»We have been anxious lest our drivers, if they get away from MA alive and are able to return here from Kucha, should meet MA's beaten army on the road and be robbed of their lorries again. If they manage to escape the mobs of fleeing soldiers they will come up against your men in pursuit, and the lorries may be taken for a third time. »
»No, you needn't worry about us. We don't want them. We have lorries enough of our own. And if MA has not destroyed them we can get them back for you. » He did not ask about passports, but as I had taken these with me I laid them on the table before him.
»May I keep them till to-morrow, so that I can take copies and send them to General SHENG SHrn-TS'AI? I shall have them translated into Russian for myself. »
»There are four things we want before we leave Korla to go to Urumchi — to get back our drivers and lorries; to be allowed to go to the new lake Lop-nor and wait there till things grow quieter; to be able to carry out our road programme and go first to Kashgar, then to Ili and Chuguchaq; and lastly, to get our telegrams and letters sent off. »
»I shall tell General SHENG SHrn-TS'AI at once of the information you have given and what you wish to do. »
After a conversation of an hour and a half I rose and went back along the main street, which was still crowded with soldiers. I talked with some of them; others carne up to me and asked who I was. One came up behind me and asked: »Do you live here? »
Another, in answer to my questioning, said:
»We have been coming here from Qara-shahr all day, troop after troop. Two thousand Russians arrived to-day, half White, half Red. There are a thousand Torguts here; and two thousand troops of all arms have gone straight on to Kucha to attack MA CHUNG-VING without touching Korla. Most of the two thousand who are in Korla now will continue westward to-morrow. We were five thousand strong when we started from Urumchi.»
The speaker was a White Russian. He was pleased to find someone who listened to him with interest. He bragged a good deal about the northern army's achievements. Some of his statements may have been true enough; but when he said that the northern army had two hundred lorries, a hundred of which had now been employed to carry each from ten to thirty soldiers in full marching order, he was drawing a long bow. Only a few lorries were sent to Kucha and Kashgar during the campaign.
On my return to our quarters I heard that the Russians had cleared the town of Tungan soldiers, capturing fifty with the first sweep of the net. They were sent back to their native districts; none was killed.

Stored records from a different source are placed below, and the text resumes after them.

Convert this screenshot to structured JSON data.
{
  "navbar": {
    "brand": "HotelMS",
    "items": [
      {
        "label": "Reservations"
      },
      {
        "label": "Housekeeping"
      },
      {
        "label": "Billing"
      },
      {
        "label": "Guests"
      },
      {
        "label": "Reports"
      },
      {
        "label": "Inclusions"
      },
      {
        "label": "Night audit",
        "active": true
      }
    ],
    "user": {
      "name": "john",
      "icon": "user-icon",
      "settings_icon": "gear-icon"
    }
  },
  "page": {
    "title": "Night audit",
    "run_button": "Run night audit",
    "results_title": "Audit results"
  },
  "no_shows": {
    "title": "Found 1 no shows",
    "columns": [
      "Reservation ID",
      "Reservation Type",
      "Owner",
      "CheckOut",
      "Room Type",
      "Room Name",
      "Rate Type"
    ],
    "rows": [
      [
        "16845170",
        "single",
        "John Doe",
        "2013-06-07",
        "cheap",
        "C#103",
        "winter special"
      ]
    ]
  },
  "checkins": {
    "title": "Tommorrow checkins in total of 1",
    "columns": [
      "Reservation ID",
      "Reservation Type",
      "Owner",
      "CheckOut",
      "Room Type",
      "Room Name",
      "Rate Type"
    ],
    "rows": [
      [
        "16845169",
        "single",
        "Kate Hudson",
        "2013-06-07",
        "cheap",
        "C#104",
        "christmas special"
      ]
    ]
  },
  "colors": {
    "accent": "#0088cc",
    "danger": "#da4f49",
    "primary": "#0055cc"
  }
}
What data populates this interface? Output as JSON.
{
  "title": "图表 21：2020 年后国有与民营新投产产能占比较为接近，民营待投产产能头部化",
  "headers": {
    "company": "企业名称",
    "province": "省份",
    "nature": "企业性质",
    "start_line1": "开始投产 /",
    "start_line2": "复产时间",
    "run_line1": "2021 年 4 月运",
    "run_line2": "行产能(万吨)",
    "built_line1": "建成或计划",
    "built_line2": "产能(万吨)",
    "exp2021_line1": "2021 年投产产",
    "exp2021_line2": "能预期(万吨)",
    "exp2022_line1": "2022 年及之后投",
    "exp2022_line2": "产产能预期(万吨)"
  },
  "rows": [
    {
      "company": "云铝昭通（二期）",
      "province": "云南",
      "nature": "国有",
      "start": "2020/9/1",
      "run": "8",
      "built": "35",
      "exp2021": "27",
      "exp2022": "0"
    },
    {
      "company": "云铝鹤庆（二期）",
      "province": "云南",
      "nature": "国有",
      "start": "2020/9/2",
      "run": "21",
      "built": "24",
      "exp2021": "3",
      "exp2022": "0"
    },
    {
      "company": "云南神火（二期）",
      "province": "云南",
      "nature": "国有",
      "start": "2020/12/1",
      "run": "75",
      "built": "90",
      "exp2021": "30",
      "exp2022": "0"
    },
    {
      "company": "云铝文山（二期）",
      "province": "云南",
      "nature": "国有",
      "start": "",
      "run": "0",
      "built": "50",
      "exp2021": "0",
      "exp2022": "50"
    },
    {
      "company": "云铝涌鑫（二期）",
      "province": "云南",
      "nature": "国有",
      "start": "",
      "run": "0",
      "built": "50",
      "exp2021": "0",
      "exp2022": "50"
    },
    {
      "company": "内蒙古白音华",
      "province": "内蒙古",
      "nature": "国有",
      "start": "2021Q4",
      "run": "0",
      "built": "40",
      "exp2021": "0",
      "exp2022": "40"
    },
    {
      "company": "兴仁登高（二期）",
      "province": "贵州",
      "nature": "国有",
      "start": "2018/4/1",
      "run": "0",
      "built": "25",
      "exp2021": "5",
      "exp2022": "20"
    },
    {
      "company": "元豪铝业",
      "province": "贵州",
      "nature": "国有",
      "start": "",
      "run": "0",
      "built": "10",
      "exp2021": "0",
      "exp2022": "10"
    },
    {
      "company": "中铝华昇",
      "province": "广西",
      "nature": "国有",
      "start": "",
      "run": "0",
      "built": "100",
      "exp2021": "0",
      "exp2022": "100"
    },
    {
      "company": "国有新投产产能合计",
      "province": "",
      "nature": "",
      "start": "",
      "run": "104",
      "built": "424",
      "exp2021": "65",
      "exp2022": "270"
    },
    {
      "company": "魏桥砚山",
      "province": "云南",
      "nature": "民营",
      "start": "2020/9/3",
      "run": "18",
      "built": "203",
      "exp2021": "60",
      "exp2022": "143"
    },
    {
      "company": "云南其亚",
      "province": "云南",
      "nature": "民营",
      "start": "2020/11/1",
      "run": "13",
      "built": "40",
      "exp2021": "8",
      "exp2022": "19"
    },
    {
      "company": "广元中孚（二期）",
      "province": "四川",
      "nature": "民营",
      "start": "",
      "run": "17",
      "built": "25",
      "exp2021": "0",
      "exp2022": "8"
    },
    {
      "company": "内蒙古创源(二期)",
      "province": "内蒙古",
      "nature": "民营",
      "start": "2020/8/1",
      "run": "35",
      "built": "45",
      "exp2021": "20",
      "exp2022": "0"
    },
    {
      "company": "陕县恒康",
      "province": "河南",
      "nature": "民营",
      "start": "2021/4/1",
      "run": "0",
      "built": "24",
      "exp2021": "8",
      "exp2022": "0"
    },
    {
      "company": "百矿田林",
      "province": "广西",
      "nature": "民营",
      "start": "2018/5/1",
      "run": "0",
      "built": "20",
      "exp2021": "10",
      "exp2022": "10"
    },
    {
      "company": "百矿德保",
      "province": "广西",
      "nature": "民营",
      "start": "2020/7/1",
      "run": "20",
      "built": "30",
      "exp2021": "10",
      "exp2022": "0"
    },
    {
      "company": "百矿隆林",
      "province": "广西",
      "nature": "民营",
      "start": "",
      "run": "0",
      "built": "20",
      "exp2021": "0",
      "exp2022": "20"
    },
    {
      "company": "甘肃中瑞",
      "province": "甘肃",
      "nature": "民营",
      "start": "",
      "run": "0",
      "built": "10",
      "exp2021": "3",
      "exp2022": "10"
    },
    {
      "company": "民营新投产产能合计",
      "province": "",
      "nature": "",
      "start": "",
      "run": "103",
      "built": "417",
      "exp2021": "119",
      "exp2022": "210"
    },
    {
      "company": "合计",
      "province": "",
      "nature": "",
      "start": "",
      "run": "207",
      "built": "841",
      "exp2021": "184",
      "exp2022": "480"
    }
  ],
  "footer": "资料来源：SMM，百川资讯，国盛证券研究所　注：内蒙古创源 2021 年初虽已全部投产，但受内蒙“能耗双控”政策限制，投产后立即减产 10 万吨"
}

The news that pleasant people inhabited our quarters must have spread among the newcomers, for one Russian soldier after another came in to sit down and